Rakesh Deshmukh is the CEO and founder of Indus OS, which created the first mobile operating system catering solely to India’s regional languages. That OS is no longer active, but the company’s Indus App Bazaar has since become the foundation for Samsung’s Galaxy Store in India, which has over 170 million users. He previously started a company bringing mobile-payment tech to feature phones and created the first Burmese-language keyboard.
The law of large numbers
A hundred million people in India read and write in English fluently. The majority of the country can’t read, write, or understand English at all. That’s over 90% of India.
Yet every mobile operating system in the country was geared towards English speakers. Even the Hindi keyboard was superimposed on a QWERTY layout, which makes no sense in Hindi, as we have twice the number of letters and several variations for our vowels, or matras.
We approached the problem in 2013 not only from a language perspective but also from a user experience [UX] design perspective. We would need to build Android [Google’s open-source operating system] from the ground up, for people who were not only uncomfortable using an operating system in English but also for people who were coming online for the first time.
In 2015, we launched our operating system with the flagship phone of Micromax, one of the biggest Indian smartphone manufacturers at the time. The operating system was eventually adopted by every major Indian smartphone manufacturer, from Intex to Karbonn Mobiles. At its peak, Indus OS was India’s second most popular mobile operating system in India, controlling about 8% of the market share, ahead of both Apple’s and Microsoft’s mobile operating systems at the time.
When to hold ’em …
What we saw in the market was a top-down approach, where big Silicon Valley companies were producing platforms for India without truly understanding the Indian market. For example, while nearly every Western internet user has an email account, most new Indian internet users use WhatsApp like you might use email. Less than half of mobile internet users in India even have an email address. This meant that we would not only redesign the keyboard but also contact lists and the app store, to suit the needs of Indian internet users.
In most cases, this meant simplifying the user design. In our contact list, we removed every field except a contact’s name and phone number. Most Indian users found these features unnecessary. Our app store, aside from being available in 12 Indian languages, didn’t require an email address to login and download apps. You only needed to input your phone number.
Nearly 40% of app downloads in India are sideloaded, a process by which program files are downloaded from another device or computer rather than an official app store. This is primarily because users were still uncomfortable using the Google Play Store. They still faced a language problem, where all the content they may want to consume is only in English. On the developers’ end, this also means that their apps in Marathi, Hindi, or any of the other languages we cater to would not get as much traction on the Play Store.

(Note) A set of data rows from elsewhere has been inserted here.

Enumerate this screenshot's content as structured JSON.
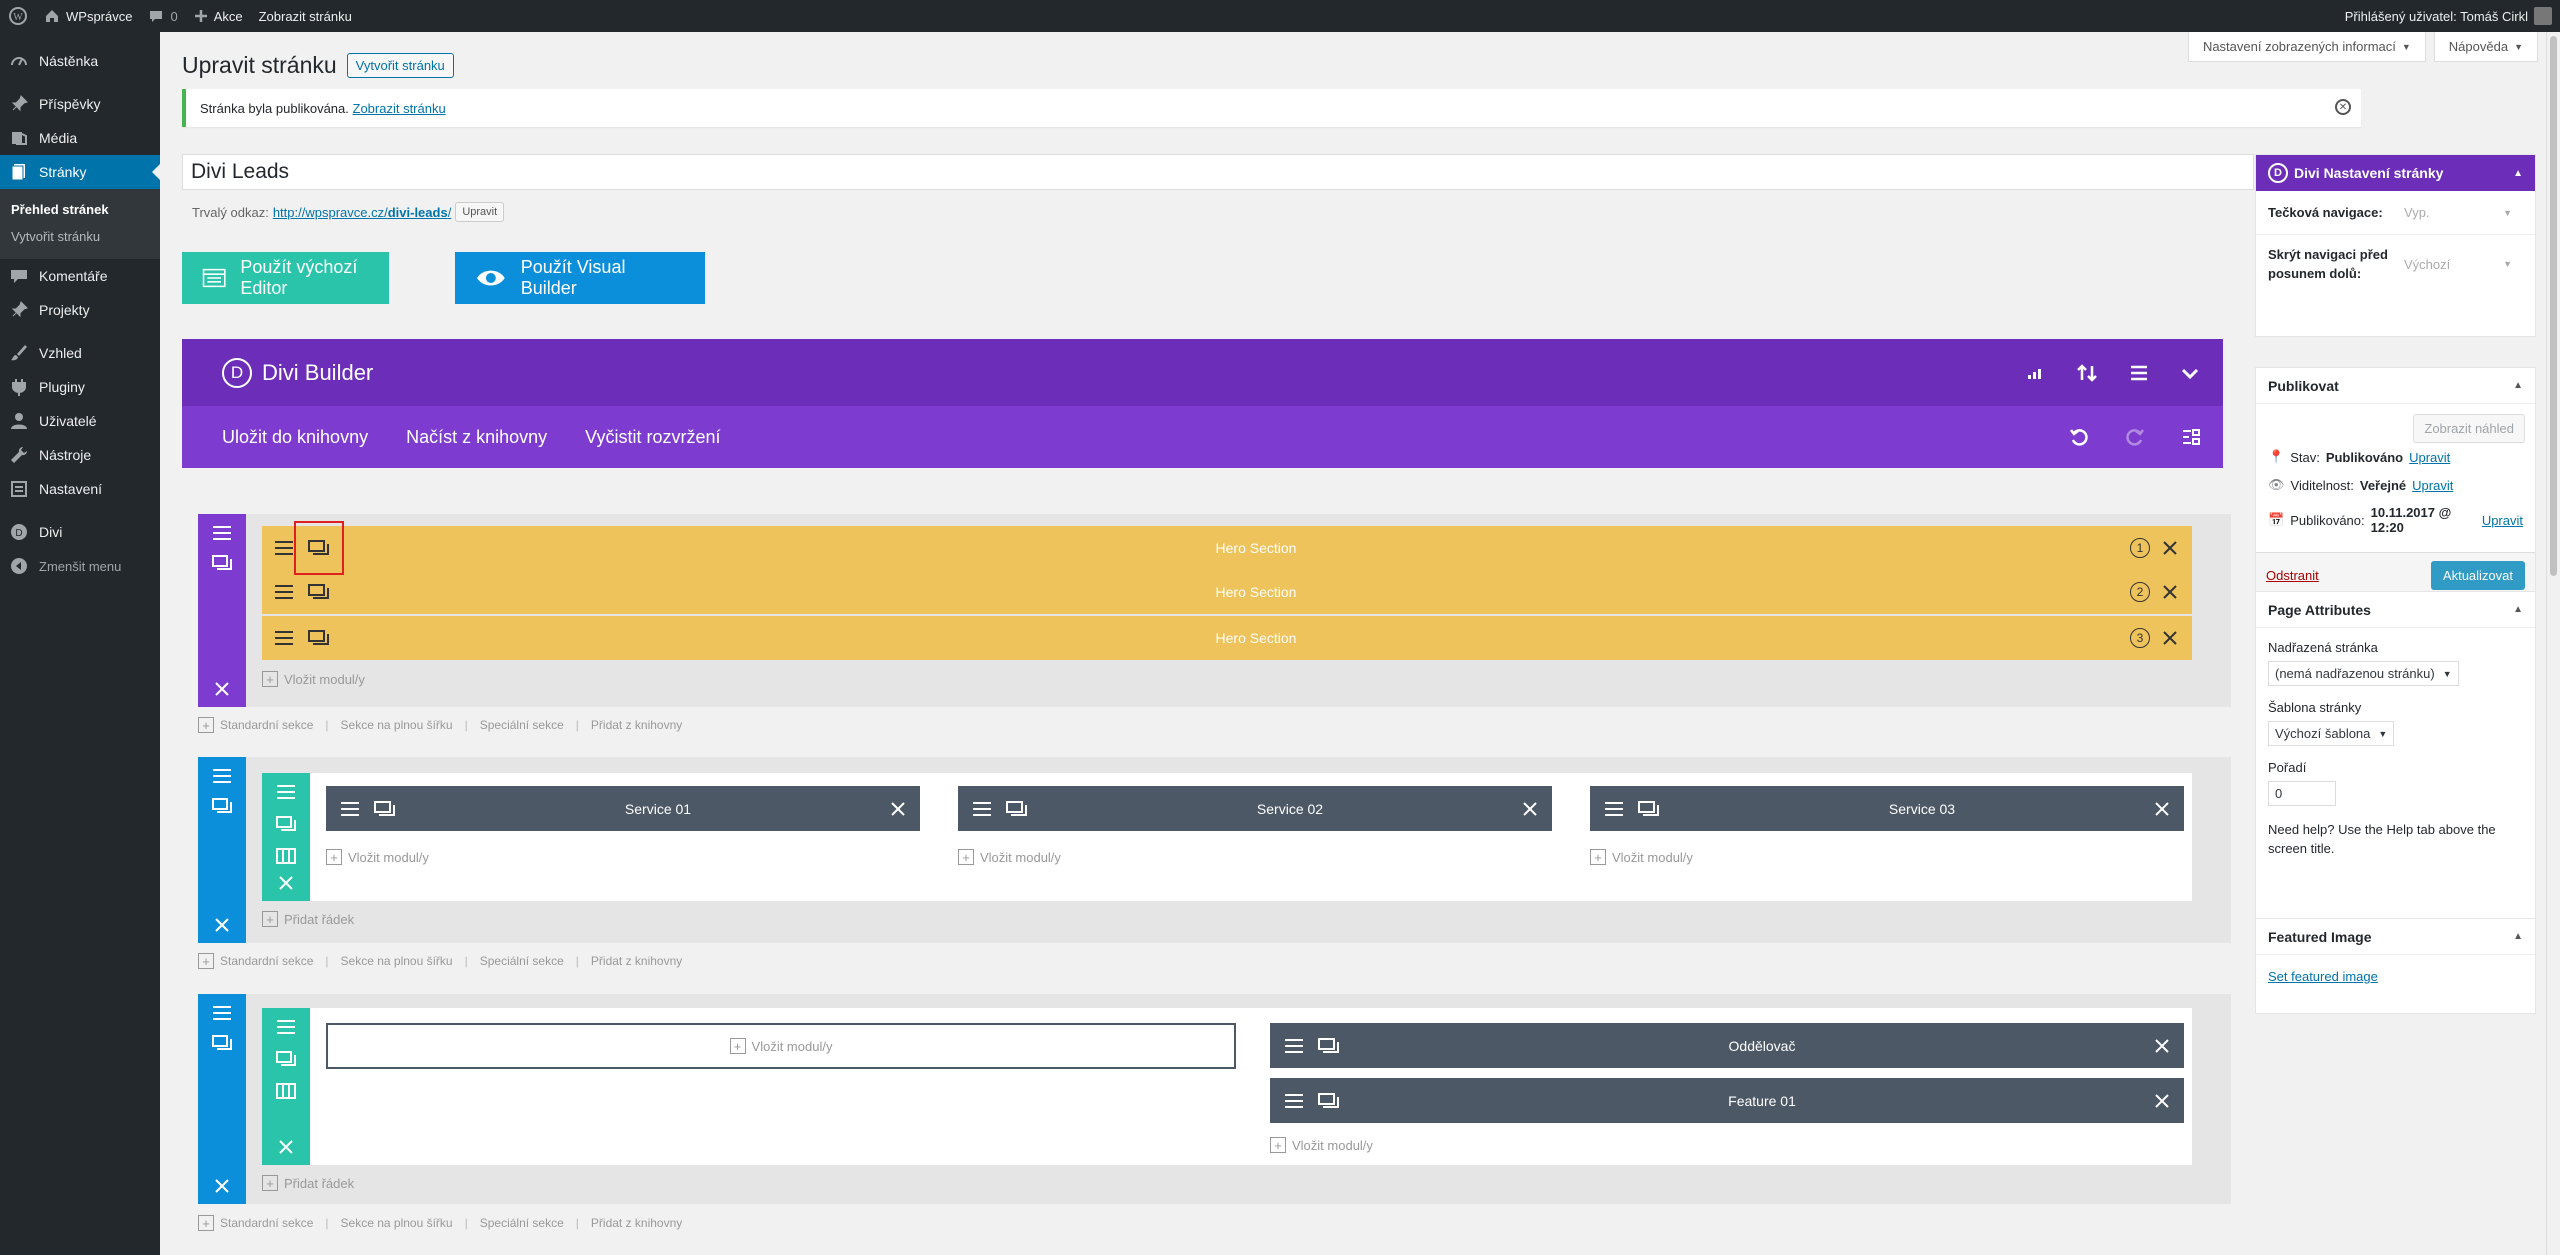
{
  "admin_bar": {
    "site_name": "WPsprávce",
    "comments_count": "0",
    "new_label": "Akce",
    "view_page": "Zobrazit stránku",
    "logged_in": "Přihlášený uživatel: Tomáš Cirkl"
  },
  "menu": {
    "items": [
      {
        "label": "Nástěnka",
        "icon": "dashboard-icon"
      },
      {
        "label": "Příspěvky",
        "icon": "pin-icon"
      },
      {
        "label": "Média",
        "icon": "media-icon"
      },
      {
        "label": "Stránky",
        "icon": "pages-icon"
      },
      {
        "label": "Komentáře",
        "icon": "comment-icon"
      },
      {
        "label": "Projekty",
        "icon": "pin-icon"
      },
      {
        "label": "Vzhled",
        "icon": "brush-icon"
      },
      {
        "label": "Pluginy",
        "icon": "plugin-icon"
      },
      {
        "label": "Uživatelé",
        "icon": "user-icon"
      },
      {
        "label": "Nástroje",
        "icon": "wrench-icon"
      },
      {
        "label": "Nastavení",
        "icon": "settings-icon"
      },
      {
        "label": "Divi",
        "icon": "divi-icon"
      }
    ],
    "sub": [
      "Přehled stránek",
      "Vytvořit stránku"
    ],
    "collapse": "Zmenšit menu"
  },
  "screen_options": "Nastavení zobrazených informací",
  "help": "Nápověda",
  "heading": "Upravit stránku",
  "add_new": "Vytvořit stránku",
  "notice": {
    "text": "Stránka byla publikována.",
    "link": "Zobrazit stránku"
  },
  "post_title": "Divi Leads",
  "permalink": {
    "label": "Trvalý odkaz:",
    "url_base": "http://wpspravce.cz/",
    "slug": "divi-leads",
    "url_end": "/",
    "edit": "Upravit"
  },
  "editor_buttons": {
    "default": "Použít výchozí Editor",
    "visual": "Použít Visual Builder"
  },
  "builder": {
    "title": "Divi Builder",
    "save_library": "Uložit do knihovny",
    "load_library": "Načíst z knihovny",
    "clear_layout": "Vyčistit rozvržení",
    "hero_label": "Hero Section",
    "hero_nums": [
      "1",
      "2",
      "3"
    ],
    "insert_module": "Vložit modul/y",
    "add_row": "Přidat řádek",
    "add_links": [
      "Standardní sekce",
      "Sekce na plnou šířku",
      "Speciální sekce",
      "Přidat z knihovny"
    ],
    "services": [
      "Service 01",
      "Service 02",
      "Service 03"
    ],
    "divider": "Oddělovač",
    "feature": "Feature 01",
    "colors": {
      "purple": "#6c2eb9",
      "blue": "#0c8fdb",
      "teal": "#29c4a9",
      "yellow": "#eec35b",
      "dark": "#4c5866"
    }
  },
  "sidebar": {
    "divi_title": "Divi Nastavení stránky",
    "dot_nav_label": "Tečková navigace:",
    "dot_nav_value": "Vyp.",
    "hide_nav_label": "Skrýt navigaci před posunem dolů:",
    "hide_nav_value": "Výchozí",
    "publish_title": "Publikovat",
    "preview": "Zobrazit náhled",
    "status_label": "Stav:",
    "status_value": "Publikováno",
    "visibility_label": "Viditelnost:",
    "visibility_value": "Veřejné",
    "published_label": "Publikováno:",
    "published_value": "10.11.2017 @ 12:20",
    "edit": "Upravit",
    "trash": "Odstranit",
    "update": "Aktualizovat",
    "attr_title": "Page Attributes",
    "parent_label": "Nadřazená stránka",
    "parent_value": "(nemá nadřazenou stránku)",
    "template_label": "Šablona stránky",
    "template_value": "Výchozí šablona",
    "order_label": "Pořadí",
    "order_value": "0",
    "help_text": "Need help? Use the Help tab above the screen title.",
    "featured_title": "Featured Image",
    "featured_link": "Set featured image"
  }
}
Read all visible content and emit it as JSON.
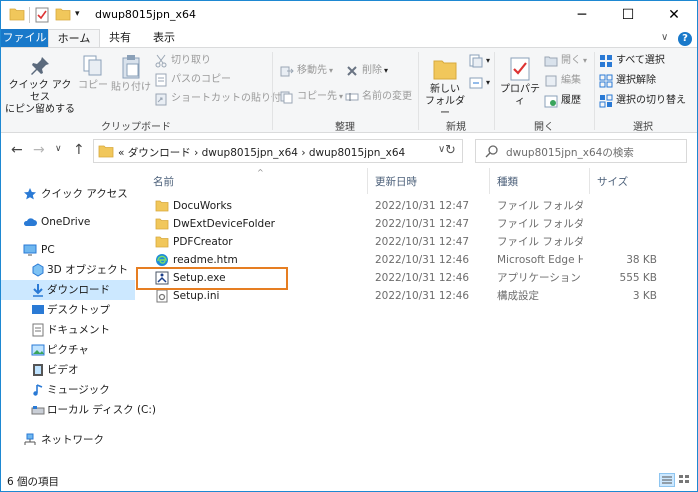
{
  "window": {
    "title": "dwup8015jpn_x64",
    "minimize_glyph": "─",
    "maximize_glyph": "☐",
    "close_glyph": "✕"
  },
  "ribbon_tabs": {
    "file": "ファイル",
    "home": "ホーム",
    "share": "共有",
    "view": "表示"
  },
  "ribbon": {
    "clipboard": {
      "label": "クリップボード",
      "pin_line1": "クイック アクセス",
      "pin_line2": "にピン留めする",
      "copy": "コピー",
      "paste": "貼り付け",
      "cut": "切り取り",
      "copy_path": "パスのコピー",
      "paste_shortcut": "ショートカットの貼り付け"
    },
    "organize": {
      "label": "整理",
      "move_to": "移動先",
      "copy_to": "コピー先",
      "delete": "削除",
      "rename": "名前の変更"
    },
    "new": {
      "label": "新規",
      "new_folder_line1": "新しい",
      "new_folder_line2": "フォルダー"
    },
    "open": {
      "label": "開く",
      "properties": "プロパティ",
      "open": "開く",
      "edit": "編集",
      "history": "履歴"
    },
    "select": {
      "label": "選択",
      "select_all": "すべて選択",
      "select_none": "選択解除",
      "invert": "選択の切り替え"
    }
  },
  "address": {
    "path": "«  ダウンロード  ›  dwup8015jpn_x64  ›  dwup8015jpn_x64",
    "search_placeholder": "dwup8015jpn_x64の検索"
  },
  "nav_pane": {
    "quick_access": "クイック アクセス",
    "onedrive": "OneDrive",
    "pc": "PC",
    "objects3d": "3D オブジェクト",
    "downloads": "ダウンロード",
    "desktop": "デスクトップ",
    "documents": "ドキュメント",
    "pictures": "ピクチャ",
    "videos": "ビデオ",
    "music": "ミュージック",
    "local_disk": "ローカル ディスク (C:)",
    "network": "ネットワーク"
  },
  "columns": {
    "name": "名前",
    "date": "更新日時",
    "type": "種類",
    "size": "サイズ"
  },
  "files": [
    {
      "name": "DocuWorks",
      "date": "2022/10/31 12:47",
      "type": "ファイル フォルダー",
      "size": "",
      "icon": "folder-icon"
    },
    {
      "name": "DwExtDeviceFolder",
      "date": "2022/10/31 12:47",
      "type": "ファイル フォルダー",
      "size": "",
      "icon": "folder-icon"
    },
    {
      "name": "PDFCreator",
      "date": "2022/10/31 12:47",
      "type": "ファイル フォルダー",
      "size": "",
      "icon": "folder-icon"
    },
    {
      "name": "readme.htm",
      "date": "2022/10/31 12:46",
      "type": "Microsoft Edge H...",
      "size": "38 KB",
      "icon": "edge-icon"
    },
    {
      "name": "Setup.exe",
      "date": "2022/10/31 12:46",
      "type": "アプリケーション",
      "size": "555 KB",
      "icon": "setup-exe-icon"
    },
    {
      "name": "Setup.ini",
      "date": "2022/10/31 12:46",
      "type": "構成設定",
      "size": "3 KB",
      "icon": "ini-file-icon"
    }
  ],
  "status": {
    "item_count": "6 個の項目"
  },
  "colors": {
    "accent": "#1979ca",
    "selection": "#cce8ff",
    "highlight_box": "#e67e22",
    "folder": "#f1c75b"
  }
}
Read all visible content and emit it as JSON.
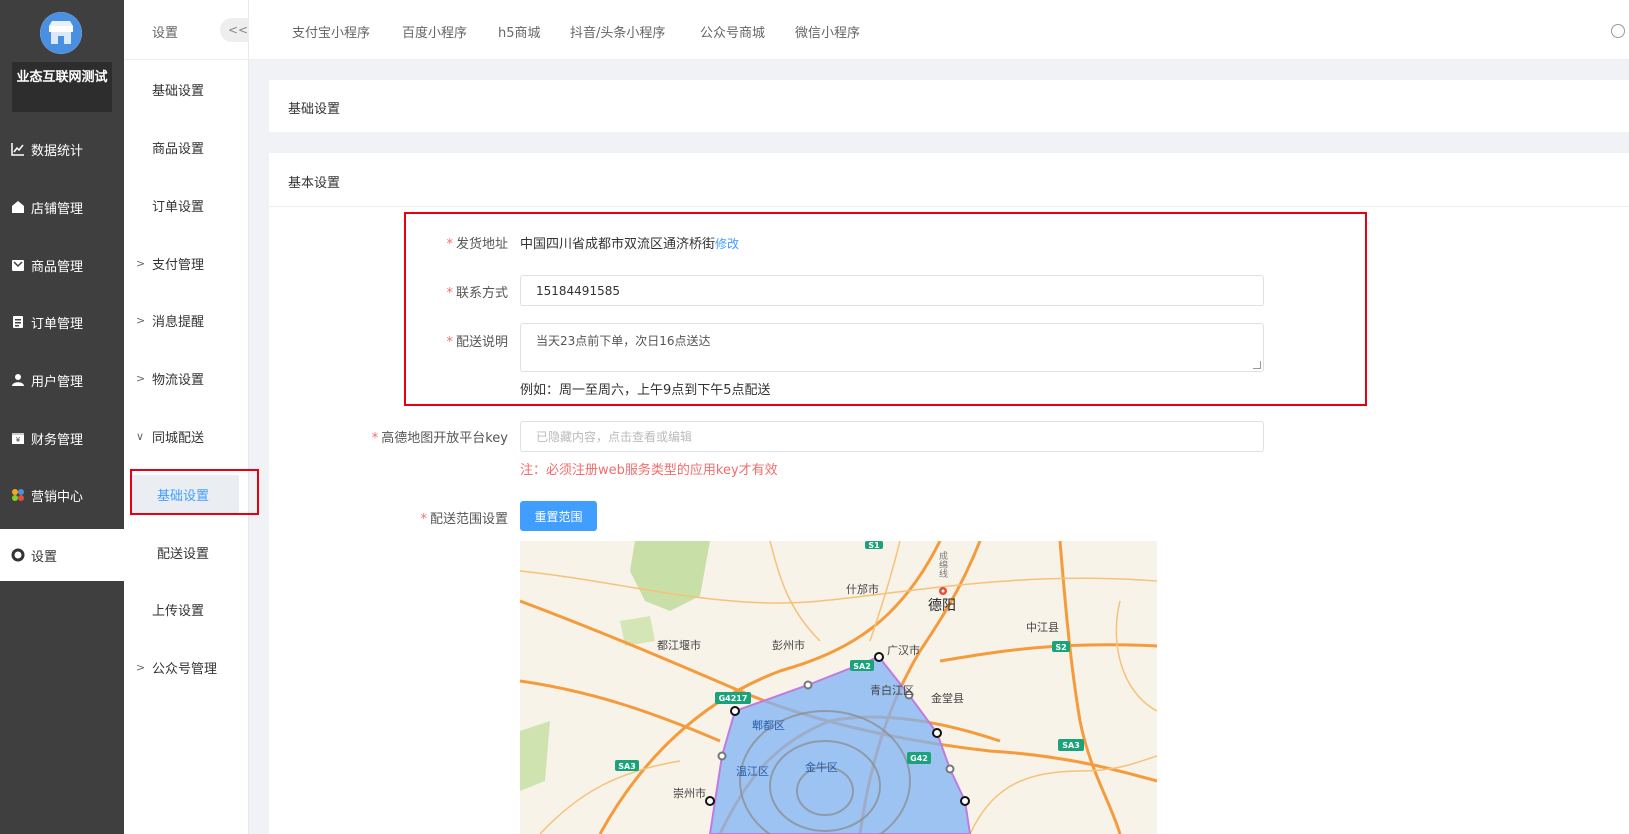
{
  "brand": {
    "name": "业态互联网测试"
  },
  "main_nav": [
    {
      "label": "数据统计",
      "icon": "chart-line-icon"
    },
    {
      "label": "店铺管理",
      "icon": "store-icon"
    },
    {
      "label": "商品管理",
      "icon": "goods-icon"
    },
    {
      "label": "订单管理",
      "icon": "order-icon"
    },
    {
      "label": "用户管理",
      "icon": "user-icon"
    },
    {
      "label": "财务管理",
      "icon": "finance-icon"
    },
    {
      "label": "营销中心",
      "icon": "marketing-icon"
    },
    {
      "label": "设置",
      "icon": "gear-icon",
      "active": true
    }
  ],
  "sub_nav": {
    "title": "设置",
    "collapse_label": "<<",
    "items": [
      {
        "label": "基础设置"
      },
      {
        "label": "商品设置"
      },
      {
        "label": "订单设置"
      },
      {
        "label": "支付管理"
      },
      {
        "label": "消息提醒"
      },
      {
        "label": "物流设置"
      },
      {
        "label": "同城配送"
      },
      {
        "label": "基础设置"
      },
      {
        "label": "配送设置"
      },
      {
        "label": "上传设置"
      },
      {
        "label": "公众号管理"
      }
    ]
  },
  "top_tabs": [
    "支付宝小程序",
    "百度小程序",
    "h5商城",
    "抖音/头条小程序",
    "公众号商城",
    "微信小程序"
  ],
  "breadcrumb_card": "基础设置",
  "section_title": "基本设置",
  "form": {
    "ship_address": {
      "label": "发货地址",
      "value": "中国四川省成都市双流区通济桥街",
      "edit": "修改"
    },
    "contact": {
      "label": "联系方式",
      "value": "15184491585"
    },
    "delivery_note": {
      "label": "配送说明",
      "value": "当天23点前下单，次日16点送达",
      "hint": "例如：周一至周六，上午9点到下午5点配送"
    },
    "amap_key": {
      "label": "高德地图开放平台key",
      "placeholder": "已隐藏内容，点击查看或编辑",
      "warning": "注：必须注册web服务类型的应用key才有效"
    },
    "range": {
      "label": "配送范围设置",
      "button": "重置范围"
    }
  },
  "map": {
    "labels": {
      "deyang": "德阳",
      "shifang": "什邡市",
      "zhongjiang": "中江县",
      "dujiangyan": "都江堰市",
      "pengzhou": "彭州市",
      "guanghan": "广汉市",
      "qingbaijiang": "青白江区",
      "jintang": "金堂县",
      "pidu": "郫都区",
      "wenjiang": "温江区",
      "jinniu": "金牛区",
      "chongzhou": "崇州市"
    },
    "roads": {
      "s1": "S1",
      "sa2": "SA2",
      "s2": "S2",
      "g4217": "G4217",
      "g42": "G42",
      "sa3_left": "SA3",
      "sa3_right": "SA3",
      "vertical": "成绵线"
    }
  }
}
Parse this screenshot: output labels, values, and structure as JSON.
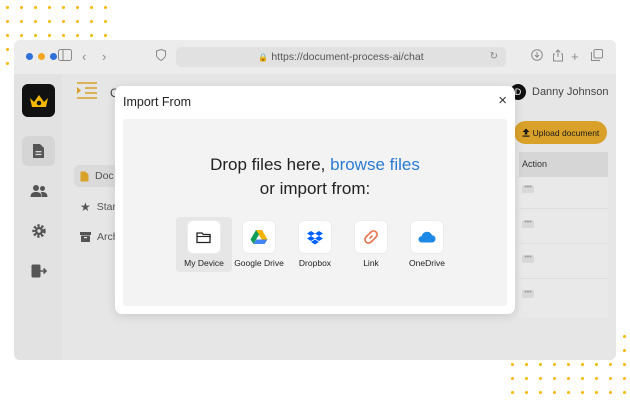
{
  "browser": {
    "url": "https://document-process-ai/chat",
    "traffic_colors": [
      "#2f6fd8",
      "#f5a623",
      "#2f6fd8"
    ]
  },
  "app": {
    "header_letter": "C",
    "user_initial": "D",
    "user_name": "Danny Johnson",
    "upload_label": "Upload document",
    "accent": "#d9a12a",
    "nav": [
      "Doc",
      "Star",
      "Arch"
    ],
    "table_header": "Action",
    "row_action": "•••"
  },
  "modal": {
    "title": "Import From",
    "close": "×",
    "drop_text_before": "Drop files here, ",
    "browse_link": "browse files",
    "drop_text_after": "or import from:",
    "link_color": "#2a7bd4",
    "sources": [
      {
        "label": "My Device",
        "icon": "folder-icon",
        "selected": true
      },
      {
        "label": "Google Drive",
        "icon": "google-drive-icon",
        "selected": false
      },
      {
        "label": "Dropbox",
        "icon": "dropbox-icon",
        "selected": false
      },
      {
        "label": "Link",
        "icon": "link-icon",
        "selected": false
      },
      {
        "label": "OneDrive",
        "icon": "onedrive-icon",
        "selected": false
      }
    ]
  }
}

This is a huge problem for developers who make money through ads.
We began refining our hyper-localization features. Eventually, we even added a machine-learning feature which could change our app store’s language automatically. For example, if a user was in Maharashtra, and the app store was in English, we would include a section for apps that were in Marathi. If the algorithm found the user to interact with that content more than the English content, it would automatically include more Marathi content the next time the user opened Indus App Bazaar.
We began offering a service to developers to further localize their apps by using our team to either translate their app descriptions or their user interfaces into any of the languages we had expertise in.
By curating and prioritizing their apps in our app store, we wanted to send a message to native language developers that “We are here for you. We stand for you. And we’ll provide you with sufficient visibility to distribute and monetize your app on our platform.”
… and when to fold ’em
By 2016, everything changed. Chinese smartphone manufacturers began flooding the market with aggressively priced phones with better hardware. The brands we were working with like Micromax and Intex, which collectively owned half the market share, were no longer able to compete.
We put in a lot of resources in designing an entire interface for their phones, and now we needed to make a pivot. As an entrepreneur, I had pivoted multiple times in my past, and I knew that I had to go with market sentiments. Eventually, we pitched Indus App Bazaar to Samsung in India.
We found a team that had similar experiences in the Korean market who understood the use case for our product, but also a local team with the right decision-making power. It took about eight months for us to finalize the deal, and there were several checkpoints and policies to get us on board, especially because we would be controlling one of Samsung’s key products in the Indian market. Samsung invested $5 million into us in 2019. Every Samsung phone in India comes with Indus App Bazaar.
Typically, most tech companies think “What worked in the U.S.? Let’s make it work in India,” but I think it’s time that thinking changes. Local businesses know their customers, and that’s the most prestigious position to be in.
As an entrepreneur, seeing this gap in the market and creating what some thought of as a niche product in the market, having a giant like Samsung believe in it was the biggest validation we could receive.